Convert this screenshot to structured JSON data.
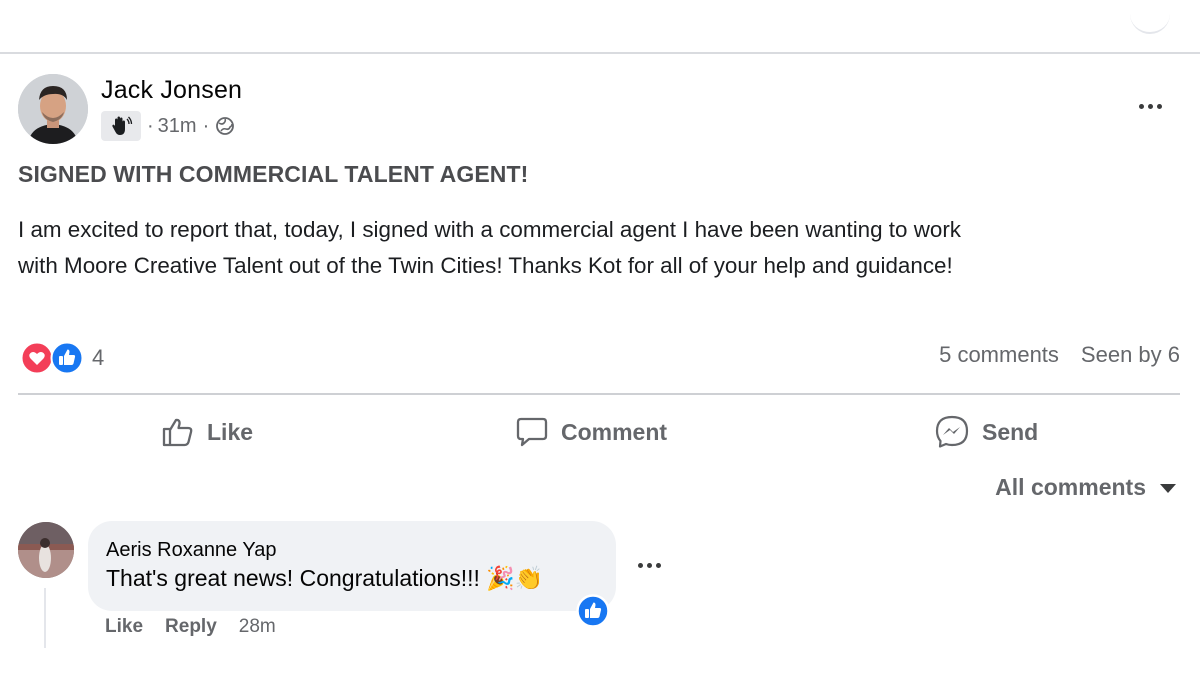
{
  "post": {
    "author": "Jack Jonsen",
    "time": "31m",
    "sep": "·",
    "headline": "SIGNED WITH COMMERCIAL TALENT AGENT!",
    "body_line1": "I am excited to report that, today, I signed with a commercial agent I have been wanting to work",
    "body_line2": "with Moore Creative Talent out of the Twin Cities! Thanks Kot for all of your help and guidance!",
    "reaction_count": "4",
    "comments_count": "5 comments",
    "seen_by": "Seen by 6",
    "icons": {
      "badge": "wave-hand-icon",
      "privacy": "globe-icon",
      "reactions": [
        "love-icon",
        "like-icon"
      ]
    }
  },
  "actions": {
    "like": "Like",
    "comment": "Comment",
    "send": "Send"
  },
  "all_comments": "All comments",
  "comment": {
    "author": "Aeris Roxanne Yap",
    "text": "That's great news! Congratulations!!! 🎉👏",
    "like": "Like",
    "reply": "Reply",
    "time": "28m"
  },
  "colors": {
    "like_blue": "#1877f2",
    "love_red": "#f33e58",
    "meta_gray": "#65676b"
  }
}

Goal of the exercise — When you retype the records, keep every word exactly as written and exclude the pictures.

Completed task —
Convert this screenshot to structured JSON data.
{
  "post": {
    "author": "Jack Jonsen",
    "time": "31m",
    "sep": "·",
    "headline": "SIGNED WITH COMMERCIAL TALENT AGENT!",
    "body_line1": "I am excited to report that, today, I signed with a commercial agent I have been wanting to work",
    "body_line2": "with Moore Creative Talent out of the Twin Cities! Thanks Kot for all of your help and guidance!",
    "reaction_count": "4",
    "comments_count": "5 comments",
    "seen_by": "Seen by 6",
    "icons": {
      "badge": "wave-hand-icon",
      "privacy": "globe-icon",
      "reactions": [
        "love-icon",
        "like-icon"
      ]
    }
  },
  "actions": {
    "like": "Like",
    "comment": "Comment",
    "send": "Send"
  },
  "all_comments": "All comments",
  "comment": {
    "author": "Aeris Roxanne Yap",
    "text": "That's great news! Congratulations!!! 🎉👏",
    "like": "Like",
    "reply": "Reply",
    "time": "28m"
  },
  "colors": {
    "like_blue": "#1877f2",
    "love_red": "#f33e58",
    "meta_gray": "#65676b"
  }
}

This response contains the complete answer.